(Data records for software interfaces)

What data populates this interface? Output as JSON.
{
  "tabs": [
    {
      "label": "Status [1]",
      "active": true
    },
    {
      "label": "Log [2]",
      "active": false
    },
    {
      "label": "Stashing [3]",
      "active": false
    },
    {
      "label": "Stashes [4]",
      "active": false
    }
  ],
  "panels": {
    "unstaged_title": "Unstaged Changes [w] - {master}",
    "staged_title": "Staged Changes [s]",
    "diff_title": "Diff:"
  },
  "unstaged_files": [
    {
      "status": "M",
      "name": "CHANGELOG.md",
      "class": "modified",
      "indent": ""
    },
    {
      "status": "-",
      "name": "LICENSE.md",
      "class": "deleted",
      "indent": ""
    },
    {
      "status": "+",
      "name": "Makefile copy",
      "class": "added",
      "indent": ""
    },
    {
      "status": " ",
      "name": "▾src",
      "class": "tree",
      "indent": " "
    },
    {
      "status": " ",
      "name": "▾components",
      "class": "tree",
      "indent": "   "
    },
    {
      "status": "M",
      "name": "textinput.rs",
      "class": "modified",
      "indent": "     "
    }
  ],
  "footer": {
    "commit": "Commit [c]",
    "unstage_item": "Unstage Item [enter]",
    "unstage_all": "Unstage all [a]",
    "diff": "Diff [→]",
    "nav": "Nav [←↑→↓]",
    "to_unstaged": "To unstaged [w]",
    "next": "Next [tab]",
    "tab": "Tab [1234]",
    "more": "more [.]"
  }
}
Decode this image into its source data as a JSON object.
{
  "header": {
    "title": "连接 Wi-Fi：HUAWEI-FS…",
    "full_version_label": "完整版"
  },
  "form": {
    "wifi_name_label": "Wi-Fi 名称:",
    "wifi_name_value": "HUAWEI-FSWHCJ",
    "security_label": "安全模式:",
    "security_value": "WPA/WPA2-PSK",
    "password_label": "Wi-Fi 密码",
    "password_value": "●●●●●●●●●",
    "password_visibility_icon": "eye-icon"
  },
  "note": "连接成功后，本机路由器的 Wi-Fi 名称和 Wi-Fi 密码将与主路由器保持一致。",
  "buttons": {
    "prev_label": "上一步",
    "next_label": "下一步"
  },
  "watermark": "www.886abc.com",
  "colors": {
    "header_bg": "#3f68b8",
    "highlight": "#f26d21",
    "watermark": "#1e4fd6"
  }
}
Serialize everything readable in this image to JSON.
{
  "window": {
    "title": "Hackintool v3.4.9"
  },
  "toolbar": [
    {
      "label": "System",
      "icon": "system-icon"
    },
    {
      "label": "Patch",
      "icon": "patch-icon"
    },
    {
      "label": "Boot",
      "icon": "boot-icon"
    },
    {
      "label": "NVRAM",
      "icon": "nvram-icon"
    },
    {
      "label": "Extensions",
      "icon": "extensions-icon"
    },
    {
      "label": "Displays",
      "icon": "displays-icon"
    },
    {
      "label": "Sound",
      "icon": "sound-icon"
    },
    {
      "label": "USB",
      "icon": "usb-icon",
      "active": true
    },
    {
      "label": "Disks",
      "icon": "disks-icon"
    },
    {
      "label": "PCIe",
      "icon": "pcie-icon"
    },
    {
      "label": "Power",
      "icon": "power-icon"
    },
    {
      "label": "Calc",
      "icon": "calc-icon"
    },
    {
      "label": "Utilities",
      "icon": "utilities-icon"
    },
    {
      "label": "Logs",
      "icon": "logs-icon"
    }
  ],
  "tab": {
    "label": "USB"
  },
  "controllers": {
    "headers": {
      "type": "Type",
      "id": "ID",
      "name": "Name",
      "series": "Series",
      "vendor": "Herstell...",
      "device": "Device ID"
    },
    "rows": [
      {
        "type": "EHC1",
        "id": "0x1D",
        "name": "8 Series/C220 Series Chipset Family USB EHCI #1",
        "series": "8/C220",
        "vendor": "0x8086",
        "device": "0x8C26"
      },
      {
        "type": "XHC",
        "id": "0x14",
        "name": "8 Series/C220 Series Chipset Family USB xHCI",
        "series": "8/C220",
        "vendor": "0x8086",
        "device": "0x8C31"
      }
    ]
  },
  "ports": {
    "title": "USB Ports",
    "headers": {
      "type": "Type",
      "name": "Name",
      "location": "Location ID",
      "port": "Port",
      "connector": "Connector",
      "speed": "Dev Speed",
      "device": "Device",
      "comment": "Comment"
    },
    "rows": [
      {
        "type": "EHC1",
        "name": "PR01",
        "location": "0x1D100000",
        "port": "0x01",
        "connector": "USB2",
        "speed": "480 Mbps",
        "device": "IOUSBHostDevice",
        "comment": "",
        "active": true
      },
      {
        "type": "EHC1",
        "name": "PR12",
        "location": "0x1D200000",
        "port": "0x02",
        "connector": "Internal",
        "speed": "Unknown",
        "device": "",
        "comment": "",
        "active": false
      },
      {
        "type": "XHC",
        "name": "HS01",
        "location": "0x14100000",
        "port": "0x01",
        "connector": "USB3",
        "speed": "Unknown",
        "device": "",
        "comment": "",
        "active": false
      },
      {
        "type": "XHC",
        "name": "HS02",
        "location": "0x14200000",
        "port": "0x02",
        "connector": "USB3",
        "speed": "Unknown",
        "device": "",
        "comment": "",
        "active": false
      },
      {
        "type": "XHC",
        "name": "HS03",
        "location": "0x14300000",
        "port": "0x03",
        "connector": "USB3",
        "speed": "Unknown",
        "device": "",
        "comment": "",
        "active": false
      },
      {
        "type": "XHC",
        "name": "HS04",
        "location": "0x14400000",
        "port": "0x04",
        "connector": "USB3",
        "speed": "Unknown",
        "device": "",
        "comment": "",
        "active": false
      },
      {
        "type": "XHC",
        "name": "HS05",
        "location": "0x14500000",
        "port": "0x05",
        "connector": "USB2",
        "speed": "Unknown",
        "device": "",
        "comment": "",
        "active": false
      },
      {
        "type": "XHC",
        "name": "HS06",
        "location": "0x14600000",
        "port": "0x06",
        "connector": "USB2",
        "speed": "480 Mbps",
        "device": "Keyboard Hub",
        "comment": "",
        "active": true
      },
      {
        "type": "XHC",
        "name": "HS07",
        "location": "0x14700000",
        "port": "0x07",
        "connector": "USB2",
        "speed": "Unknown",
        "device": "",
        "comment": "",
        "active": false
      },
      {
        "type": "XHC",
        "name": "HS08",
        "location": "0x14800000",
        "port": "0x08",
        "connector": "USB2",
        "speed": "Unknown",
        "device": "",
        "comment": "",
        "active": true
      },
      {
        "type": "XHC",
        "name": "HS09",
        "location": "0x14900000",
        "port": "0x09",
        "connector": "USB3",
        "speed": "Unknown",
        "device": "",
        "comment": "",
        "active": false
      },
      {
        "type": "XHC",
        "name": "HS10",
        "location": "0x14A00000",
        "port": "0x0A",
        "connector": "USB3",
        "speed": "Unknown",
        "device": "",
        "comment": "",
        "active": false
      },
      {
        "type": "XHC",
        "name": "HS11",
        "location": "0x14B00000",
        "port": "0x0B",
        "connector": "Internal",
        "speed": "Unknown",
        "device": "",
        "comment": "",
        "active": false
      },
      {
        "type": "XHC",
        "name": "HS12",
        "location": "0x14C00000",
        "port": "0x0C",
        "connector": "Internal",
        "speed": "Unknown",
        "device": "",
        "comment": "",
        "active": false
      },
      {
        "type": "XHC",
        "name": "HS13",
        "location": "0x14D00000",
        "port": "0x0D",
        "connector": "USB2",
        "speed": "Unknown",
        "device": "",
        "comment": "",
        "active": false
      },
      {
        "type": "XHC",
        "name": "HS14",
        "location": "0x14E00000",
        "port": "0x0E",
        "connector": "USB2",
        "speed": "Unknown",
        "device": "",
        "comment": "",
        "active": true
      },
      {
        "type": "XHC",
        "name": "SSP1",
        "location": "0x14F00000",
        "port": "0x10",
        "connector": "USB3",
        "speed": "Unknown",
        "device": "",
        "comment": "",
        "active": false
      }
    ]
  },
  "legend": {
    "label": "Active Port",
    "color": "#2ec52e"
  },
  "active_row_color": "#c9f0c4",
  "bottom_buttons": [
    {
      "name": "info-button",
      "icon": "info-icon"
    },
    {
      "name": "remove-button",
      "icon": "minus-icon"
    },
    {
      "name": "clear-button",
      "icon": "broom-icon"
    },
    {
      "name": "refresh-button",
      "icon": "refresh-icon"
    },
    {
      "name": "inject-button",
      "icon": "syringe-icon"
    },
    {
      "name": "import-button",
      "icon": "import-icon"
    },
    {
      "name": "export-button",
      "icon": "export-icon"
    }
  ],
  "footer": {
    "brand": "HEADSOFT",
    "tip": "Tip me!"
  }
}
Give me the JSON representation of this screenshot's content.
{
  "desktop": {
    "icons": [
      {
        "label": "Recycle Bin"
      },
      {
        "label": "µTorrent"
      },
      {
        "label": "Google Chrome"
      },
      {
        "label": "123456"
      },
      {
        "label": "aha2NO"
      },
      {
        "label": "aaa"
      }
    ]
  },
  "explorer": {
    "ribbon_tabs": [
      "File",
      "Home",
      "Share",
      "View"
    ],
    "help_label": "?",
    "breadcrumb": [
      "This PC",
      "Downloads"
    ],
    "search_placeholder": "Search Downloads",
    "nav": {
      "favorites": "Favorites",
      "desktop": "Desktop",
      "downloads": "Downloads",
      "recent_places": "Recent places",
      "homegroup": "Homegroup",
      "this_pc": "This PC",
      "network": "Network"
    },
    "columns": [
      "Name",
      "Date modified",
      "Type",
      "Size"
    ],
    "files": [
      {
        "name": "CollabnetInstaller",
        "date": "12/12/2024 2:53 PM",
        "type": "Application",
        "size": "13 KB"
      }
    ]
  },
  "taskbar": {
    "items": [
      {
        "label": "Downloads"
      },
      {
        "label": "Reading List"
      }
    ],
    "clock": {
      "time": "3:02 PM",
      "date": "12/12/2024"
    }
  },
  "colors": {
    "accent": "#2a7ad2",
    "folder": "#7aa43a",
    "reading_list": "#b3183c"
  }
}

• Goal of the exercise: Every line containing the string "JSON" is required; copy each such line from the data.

• Expected answer:
What data populates this interface? Output as JSON.
Decode this image into its source data as a JSON object.
Serialize everything readable in this image to JSON.
Give me the JSON representation of this screenshot's content.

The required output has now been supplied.